Red Kandhari or Lal Kandhari has habitat in Maharashtra, in the Kanpur and Nanded districts, in some pockets of Ahmedpur and Parli districts, Hingoli tehsil of Latur district and in Beed and Parbhani districts of the Marathwada region. This breed also habitats Bidar District in Karnataka. Pure form of this breed habitats Nanded district which is its breeding tract as climate is dry and semi-arid. It is a medium-sized, good-looking and robust animal. The cows are good milkers. The bullocks are good draught animals. They are useful for heavy agricultural work like ploughing and carting, as well as for transportation.
- The body is compact and built square with well proportionate limbs.
- The color is generally a uniform, dark red though, at times it varies from a dull red to almost dark brown. The breeding bulls are darker than other animals.
- The forehead is broad between the eyes and bulging, with long ears dropping sidewise. Horns are even, curved and medium sized.
- The ears are long, dropping side wise with rounded tips.
- The eyes are shining and having black colored rings around it.
- The navel flap is tiny in the cows and the sheath tucks into the body.
- The tail is well set on the body, broad, tapering, moderate long with a black switch which extends below the hocks.
- The skin is drawn tight over the body with small short glossy hair.
- The udder is small and tucked up and the teats are small but placed in squares.
- The dewlap is moderate and so also is the hump.
- Body length of males is about 118cms while that of females is about 110 cms.
- The height at the withers for males is 131 cms and for females about 128 cms.
- The age at first calving ranges from 30 to 45 months.
- The lactation period is about 280 days.
- The milk production per lactation ranges from 400 to 600 kgs per lactation.
- The carving interval ranges from 360 to 700 days.
- The average milk fat is 4.6 % while the daily milk yield ranges from 1.5 to 4 kgs.
Studies conducted in Maharashtra during 2011-12, highlighted constraints faced by cattle-rearers in respect of shortage of fodder and grazing land. Improvement to milk yield and draught ability requires immediate attention. Necessary efforts are put in place.

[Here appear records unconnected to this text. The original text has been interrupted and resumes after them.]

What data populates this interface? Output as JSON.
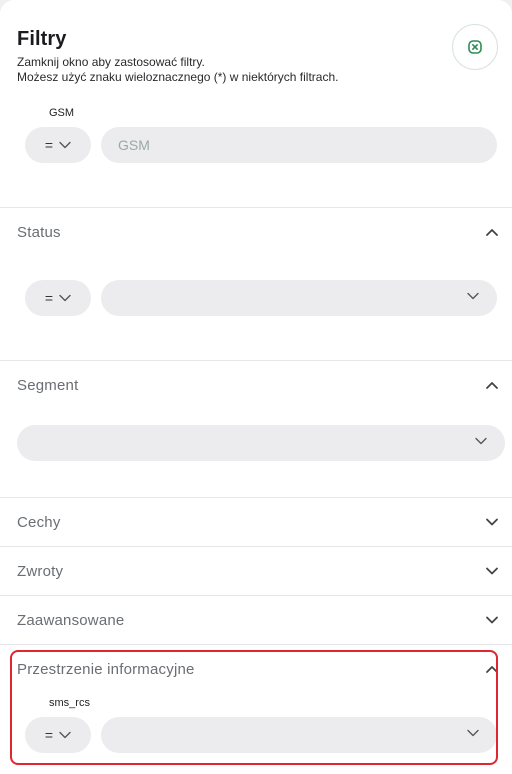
{
  "header": {
    "title": "Filtry",
    "subtitle_line1": "Zamknij okno aby zastosować filtry.",
    "subtitle_line2": "Możesz użyć znaku wieloznacznego (*) w niektórych filtrach."
  },
  "gsm": {
    "label": "GSM",
    "operator": "=",
    "placeholder": "GSM",
    "value": ""
  },
  "sections": {
    "status": {
      "title": "Status",
      "expanded": true,
      "operator": "="
    },
    "segment": {
      "title": "Segment",
      "expanded": true
    },
    "cechy": {
      "title": "Cechy",
      "expanded": false
    },
    "zwroty": {
      "title": "Zwroty",
      "expanded": false
    },
    "zaawansowane": {
      "title": "Zaawansowane",
      "expanded": false
    },
    "przestrzenie": {
      "title": "Przestrzenie informacyjne",
      "expanded": true,
      "field_label": "sms_rcs",
      "operator": "="
    }
  },
  "colors": {
    "accent": "#2e8b57",
    "field_bg": "#ececef",
    "highlight": "#e0262f"
  },
  "icons": {
    "close": "close-circle-icon",
    "expand": "chevron-down-icon",
    "collapse": "chevron-up-icon"
  }
}
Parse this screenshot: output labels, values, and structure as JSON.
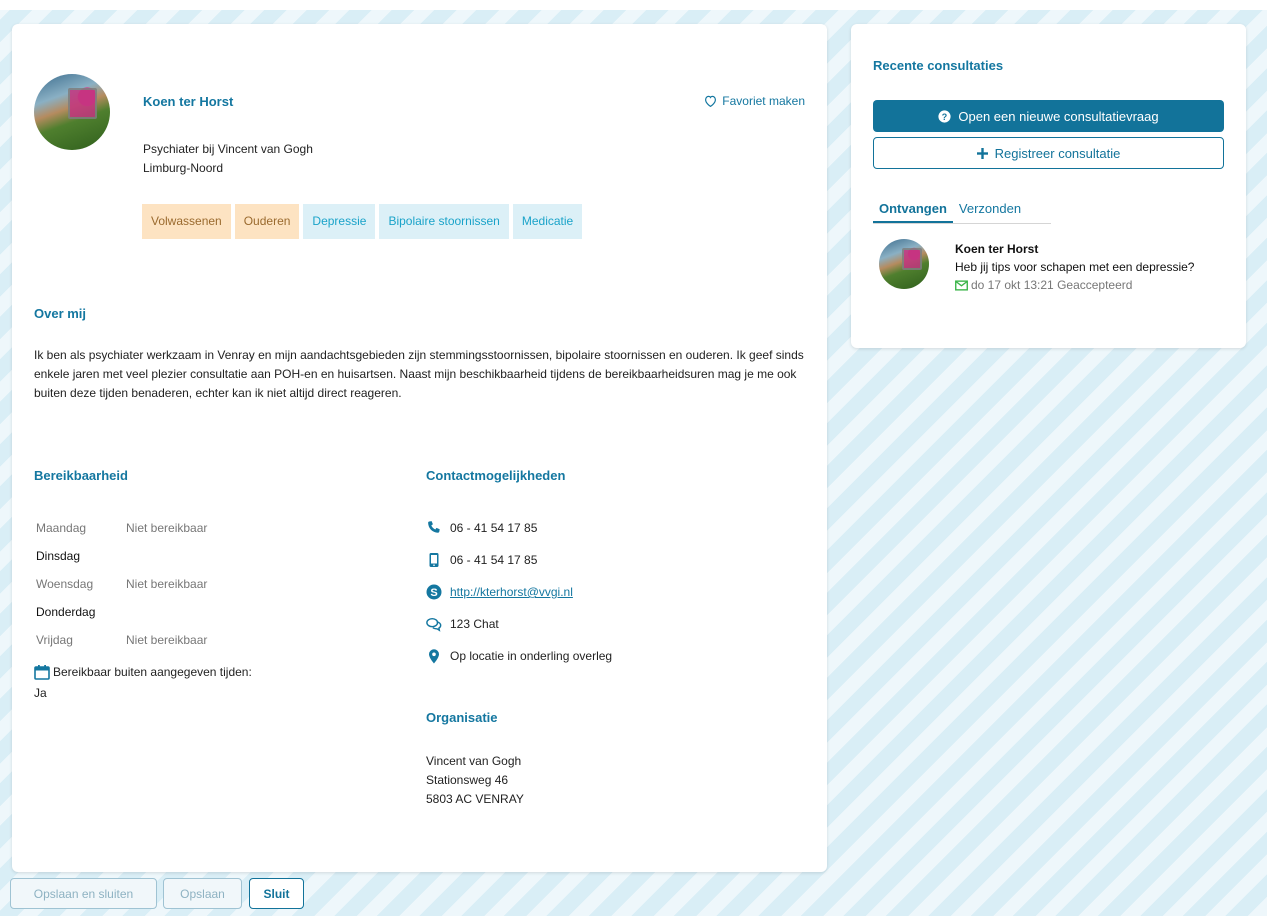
{
  "colors": {
    "accent": "#12739a",
    "link": "#1477a0",
    "tag_orange_bg": "#fde3c2",
    "tag_blue_bg": "#dcf0f7",
    "accepted_green": "#3cb54a"
  },
  "profile": {
    "name": "Koen ter Horst",
    "favorite_label": "Favoriet maken",
    "job_line1": "Psychiater bij Vincent van Gogh",
    "job_line2": "Limburg-Noord",
    "tags": [
      {
        "label": "Volwassenen",
        "style": "orange"
      },
      {
        "label": "Ouderen",
        "style": "orange"
      },
      {
        "label": "Depressie",
        "style": "blue"
      },
      {
        "label": "Bipolaire stoornissen",
        "style": "blue"
      },
      {
        "label": "Medicatie",
        "style": "blue"
      }
    ]
  },
  "about": {
    "title": "Over mij",
    "text": "Ik ben als psychiater werkzaam in Venray en mijn aandachtsgebieden zijn stemmingsstoornissen, bipolaire stoornissen en ouderen. Ik geef sinds enkele jaren met veel plezier consultatie aan POH-en en huisartsen. Naast mijn beschikbaarheid tijdens de bereikbaarheidsuren mag je me ook buiten deze tijden benaderen, echter kan ik niet altijd direct reageren."
  },
  "availability": {
    "title": "Bereikbaarheid",
    "days": [
      {
        "day": "Maandag",
        "status": "Niet bereikbaar"
      },
      {
        "day": "Dinsdag",
        "status": ""
      },
      {
        "day": "Woensdag",
        "status": "Niet bereikbaar"
      },
      {
        "day": "Donderdag",
        "status": ""
      },
      {
        "day": "Vrijdag",
        "status": "Niet bereikbaar"
      }
    ],
    "outside_label": "Bereikbaar buiten aangegeven tijden:",
    "outside_value": "Ja"
  },
  "contact": {
    "title": "Contactmogelijkheden",
    "phone": "06 - 41 54 17 85",
    "mobile": "06 - 41 54 17 85",
    "skype": "http://kterhorst@vvgi.nl",
    "chat": "123 Chat",
    "location": "Op locatie in onderling overleg"
  },
  "organisation": {
    "title": "Organisatie",
    "name": "Vincent van Gogh",
    "street": "Stationsweg 46",
    "city": "5803 AC VENRAY"
  },
  "sidebar": {
    "title": "Recente consultaties",
    "new_question_label": "Open een nieuwe consultatievraag",
    "register_label": "Registreer consultatie",
    "tabs": [
      {
        "label": "Ontvangen"
      },
      {
        "label": "Verzonden"
      }
    ],
    "message": {
      "from": "Koen ter Horst",
      "text": "Heb jij tips voor schapen met een depressie?",
      "meta": "do 17 okt 13:21 Geaccepteerd"
    }
  },
  "footer": {
    "save_close_label": "Opslaan en sluiten",
    "save_label": "Opslaan",
    "close_label": "Sluit"
  }
}
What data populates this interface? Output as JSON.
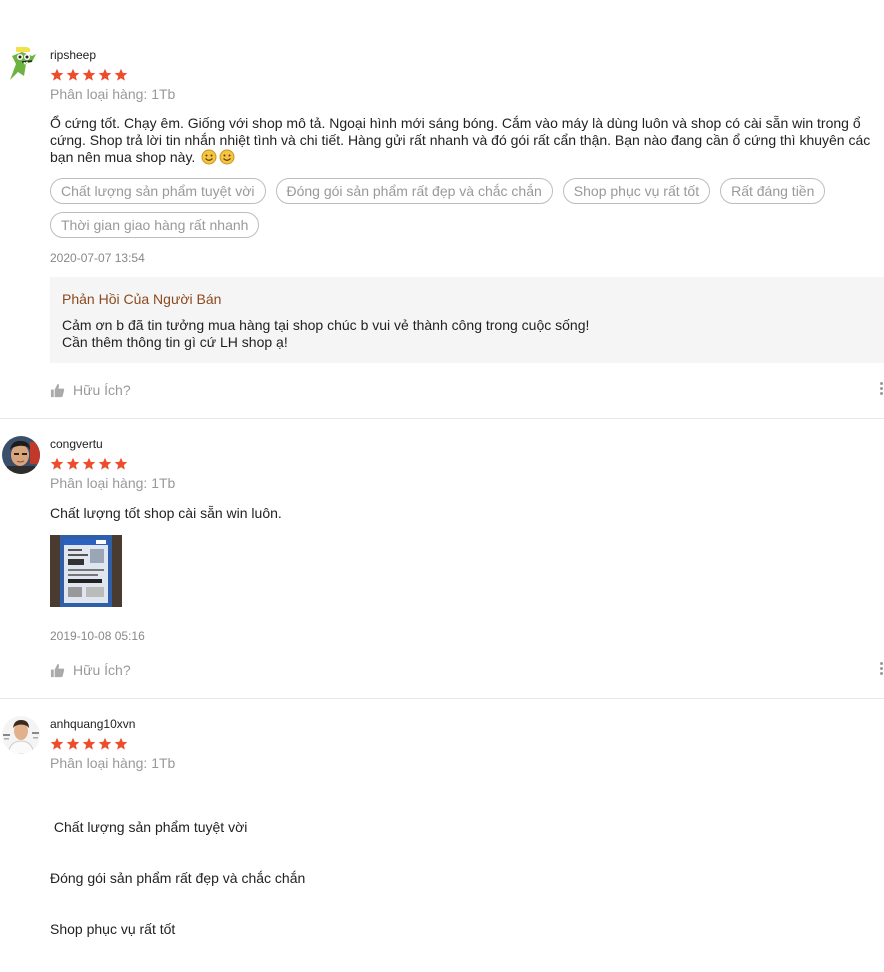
{
  "reviews": [
    {
      "username": "ripsheep",
      "rating": 5,
      "variation": "Phân loại hàng: 1Tb",
      "content": "Ổ cứng tốt. Chạy êm. Giống với shop mô tả. Ngoại hình mới sáng bóng. Cắm vào máy là dùng luôn và shop có cài sẵn win trong ổ cứng. Shop trả lời tin nhắn nhiệt tình và chi tiết. Hàng gửi rất nhanh và đó gói rất cẩn thận. Bạn nào đang cần ổ cứng thì khuyên các bạn nên mua shop này.",
      "tags": [
        "Chất lượng sản phẩm tuyệt vời",
        "Đóng gói sản phẩm rất đẹp và chắc chắn",
        "Shop phục vụ rất tốt",
        "Rất đáng tiền",
        "Thời gian giao hàng rất nhanh"
      ],
      "date": "2020-07-07 13:54",
      "seller_reply": {
        "title": "Phản Hồi Của Người Bán",
        "line1": "Cảm ơn b đã tin tưởng mua hàng tại shop chúc b vui vẻ thành công trong cuộc sống!",
        "line2": "Cần thêm thông tin gì cứ LH shop ạ!"
      },
      "helpful_label": "Hữu Ích?"
    },
    {
      "username": "congvertu",
      "rating": 5,
      "variation": "Phân loại hàng: 1Tb",
      "content": "Chất lượng tốt shop cài sẵn win luôn.",
      "date": "2019-10-08 05:16",
      "helpful_label": "Hữu Ích?"
    },
    {
      "username": "anhquang10xvn",
      "rating": 5,
      "variation": "Phân loại hàng: 1Tb",
      "content_lines": [
        " Chất lượng sản phẩm tuyệt vời",
        "Đóng gói sản phẩm rất đẹp và chắc chắn",
        "Shop phục vụ rất tốt"
      ]
    }
  ],
  "colors": {
    "star": "#ee4d2d",
    "seller_title": "#8b4a1e",
    "muted": "#999999"
  },
  "icons": [
    "thumbs-up-icon",
    "kebab-menu-icon",
    "star-icon",
    "smiley-emoji-icon"
  ]
}
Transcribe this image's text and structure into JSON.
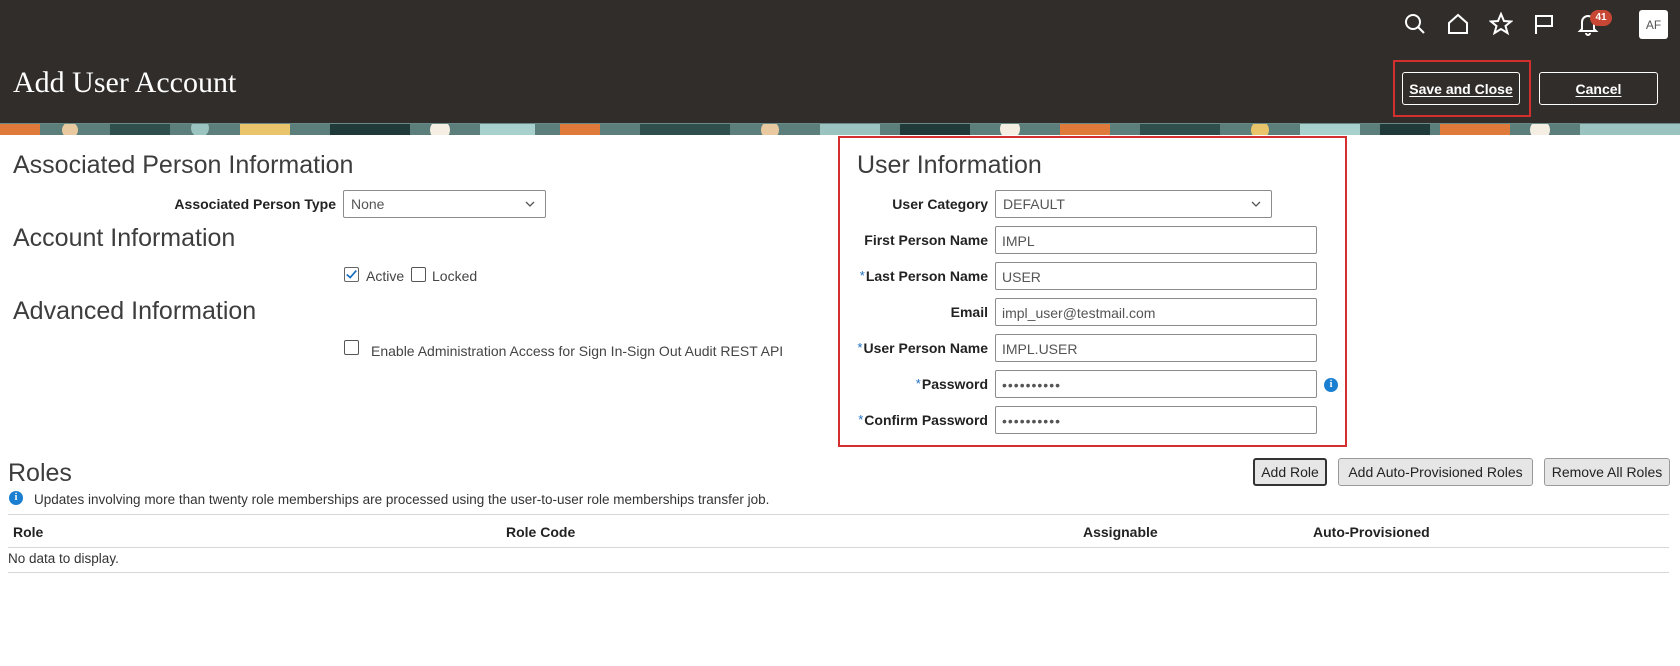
{
  "page": {
    "title": "Add User Account"
  },
  "header": {
    "notification_count": "41",
    "avatar_initials": "AF",
    "save_close_label": "Save and Close",
    "cancel_label": "Cancel"
  },
  "associated_person": {
    "heading": "Associated Person Information",
    "type_label": "Associated Person Type",
    "type_value": "None"
  },
  "account": {
    "heading": "Account Information",
    "active_label": "Active",
    "active_checked": true,
    "locked_label": "Locked",
    "locked_checked": false
  },
  "advanced": {
    "heading": "Advanced Information",
    "audit_label": "Enable Administration Access for Sign In-Sign Out Audit REST API",
    "audit_checked": false
  },
  "user_info": {
    "heading": "User Information",
    "user_category_label": "User Category",
    "user_category_value": "DEFAULT",
    "first_name_label": "First Person Name",
    "first_name_value": "IMPL",
    "last_name_label": "Last Person Name",
    "last_name_value": "USER",
    "email_label": "Email",
    "email_value": "impl_user@testmail.com",
    "user_name_label": "User Person Name",
    "user_name_value": "IMPL.USER",
    "password_label": "Password",
    "password_value": "••••••••••",
    "confirm_password_label": "Confirm Password",
    "confirm_password_value": "••••••••••",
    "required_marker": "*"
  },
  "roles": {
    "heading": "Roles",
    "note": "Updates involving more than twenty role memberships are processed using the user-to-user role memberships transfer job.",
    "add_role_label": "Add Role",
    "add_auto_label": "Add Auto-Provisioned Roles",
    "remove_all_label": "Remove All Roles",
    "columns": [
      "Role",
      "Role Code",
      "Assignable",
      "Auto-Provisioned"
    ],
    "empty_text": "No data to display."
  },
  "icons": {
    "search": "search-icon",
    "home": "home-icon",
    "favorites": "star-icon",
    "flag": "flag-icon",
    "notifications": "bell-icon",
    "info": "info-icon",
    "chevron": "chevron-down-icon"
  },
  "colors": {
    "header_bg": "#312d2a",
    "highlight": "#d32f2f",
    "badge": "#c74634",
    "info": "#1a7fd0",
    "required": "#1a6fbf"
  }
}
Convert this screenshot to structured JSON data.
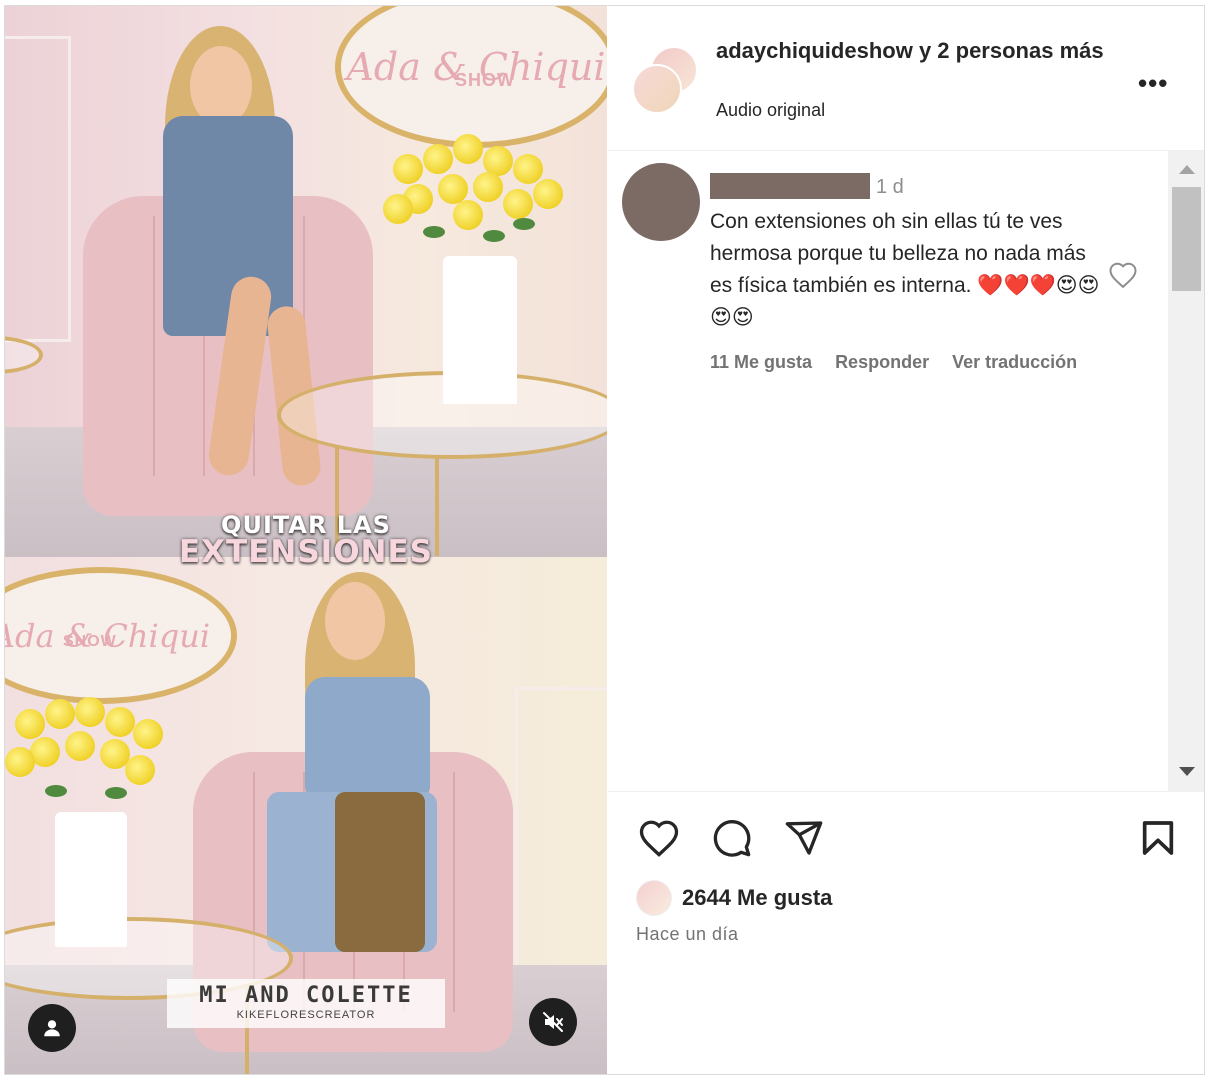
{
  "video": {
    "caption_line1": "QUITAR LAS",
    "caption_line2": "EXTENSIONES",
    "credit_name": "MI AND COLETTE",
    "credit_sub": "KIKEFLORESCREATOR",
    "logo_text": "Ada & Chiqui",
    "logo_sub": "SHOW",
    "logo_text_2": "Ada & Chiqui",
    "logo_sub_2": "SHOW",
    "user_button_icon": "user-icon",
    "mute_button_icon": "muted-speaker-icon"
  },
  "header": {
    "author": "adaychiquideshow",
    "collab": " y 2 personas más",
    "audio": "Audio original",
    "more_icon": "•••"
  },
  "comment": {
    "time": "1 d",
    "text": "Con extensiones oh sin ellas tú te ves hermosa porque tu belleza no nada más es física también es interna. ❤️❤️❤️😍😍😍😍",
    "likes": "11 Me gusta",
    "reply": "Responder",
    "translate": "Ver traducción"
  },
  "post": {
    "likes": "2644 Me gusta",
    "time_ago": "Hace un día"
  },
  "colors": {
    "text": "#262626",
    "muted": "#737373",
    "redaction": "#7c6a64",
    "accent_gold": "#d4b06a"
  }
}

Let us all support this endeavour to conserve our ‘desi’ breeds.